There's always a catch

The Department of Energy and Climate Change has been caught in flagrante delicto, or so it would seem. The Daily Telegraph reports that this department, specifically set up to tackle climate change has paid for more than 1,000 internal flights around Britain despite telling the public to cut down on air travel.

However, or so we are told, this is somewhat mitigated by the Government using £35,000 of our money to buy indulgences carbon credits to offset the flights – but that isn't even the half of it.

What we are not told is that the government is co-funding an EU project called CATCH headed by the transport consultancy MRC Mclean Hazel Limited, with the participation of the University of the West of England in Bristol and the public-funded Transport Research Laboratory.

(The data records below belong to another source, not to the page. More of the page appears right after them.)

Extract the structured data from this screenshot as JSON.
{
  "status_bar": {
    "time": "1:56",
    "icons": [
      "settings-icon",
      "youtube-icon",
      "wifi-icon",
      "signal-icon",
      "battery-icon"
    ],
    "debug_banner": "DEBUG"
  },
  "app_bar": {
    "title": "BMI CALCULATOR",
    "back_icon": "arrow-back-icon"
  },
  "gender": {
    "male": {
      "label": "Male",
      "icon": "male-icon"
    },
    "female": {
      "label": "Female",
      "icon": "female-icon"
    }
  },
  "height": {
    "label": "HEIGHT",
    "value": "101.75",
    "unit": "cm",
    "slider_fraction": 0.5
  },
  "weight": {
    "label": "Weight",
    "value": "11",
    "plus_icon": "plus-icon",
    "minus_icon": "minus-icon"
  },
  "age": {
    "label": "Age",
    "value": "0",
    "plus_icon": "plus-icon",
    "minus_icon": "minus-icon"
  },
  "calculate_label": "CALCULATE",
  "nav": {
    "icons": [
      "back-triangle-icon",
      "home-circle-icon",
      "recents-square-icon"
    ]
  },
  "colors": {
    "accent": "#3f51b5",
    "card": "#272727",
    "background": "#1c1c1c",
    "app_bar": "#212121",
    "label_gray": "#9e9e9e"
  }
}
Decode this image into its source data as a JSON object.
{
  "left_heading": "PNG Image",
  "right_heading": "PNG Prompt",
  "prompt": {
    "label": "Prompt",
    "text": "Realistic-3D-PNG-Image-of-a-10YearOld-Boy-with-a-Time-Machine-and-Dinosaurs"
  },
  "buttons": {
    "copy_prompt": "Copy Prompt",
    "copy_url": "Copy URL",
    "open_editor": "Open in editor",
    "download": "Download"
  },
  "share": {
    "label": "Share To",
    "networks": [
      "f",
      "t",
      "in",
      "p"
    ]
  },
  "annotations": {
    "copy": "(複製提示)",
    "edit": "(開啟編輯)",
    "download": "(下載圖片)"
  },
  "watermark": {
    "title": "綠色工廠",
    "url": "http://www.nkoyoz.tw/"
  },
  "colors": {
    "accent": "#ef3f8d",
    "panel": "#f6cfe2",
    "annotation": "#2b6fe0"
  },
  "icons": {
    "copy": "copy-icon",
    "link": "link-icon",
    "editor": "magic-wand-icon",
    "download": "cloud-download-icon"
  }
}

For €1.94 million, of which €1.48 million is EU funding, the project will "develop a knowledge platform" to "provide travellers, businesses, planners and other mobility stakeholders with the tools to play their part in creating a new mobility culture promoting timely and informed climate-friendly travel choice and policies."

The "Holistic Platform" (i.e., website) "will enable travellers to understand the climate change impacts of their choices, and take effective actions to reduce them, and enable policy decision makers to include carbon constraints into their actions."

Nor indeed is this the full extent of the EU involvement. It also has on the go a project called WISETRIP, in which the University of Aberdeen and the Angus Transport Forum is taking part. For €2.14 million – of which €1.44 million is EU funding – they are designing a network of interconnected Journey Planner systems to combine urban and Long-Distance Transport information services, all of which is supposed to integrate with the CATCH project.

Then there is the i-Travel project which for €2.27 million – of which €1.46 million is EU funding – is set to develop "a personalised, context-aware online 'virtual travel assistant' service for travellers, both before and throughout their journey."

This, in turn is augmented by CIVITAS, a €24.48 million project, with €15.29 million of EU money, aimed at improving "sustainable transport" and "pushing citizens towards the desired behavioural shift".

With all that effort, and something like €30 million being spent on guiding travellers towards making the "right" choice of journey plan, the very least DECC could do is take a little notice of what is going on. But then, I suppose, we are dealing with the mindset of our rulers, who subscribe to the dominant ethos of "do as I say, not what I do".

When CATCH goes online in 2012 and becomes available to the public, though, at least we will have some guidance in telling them what to do with it.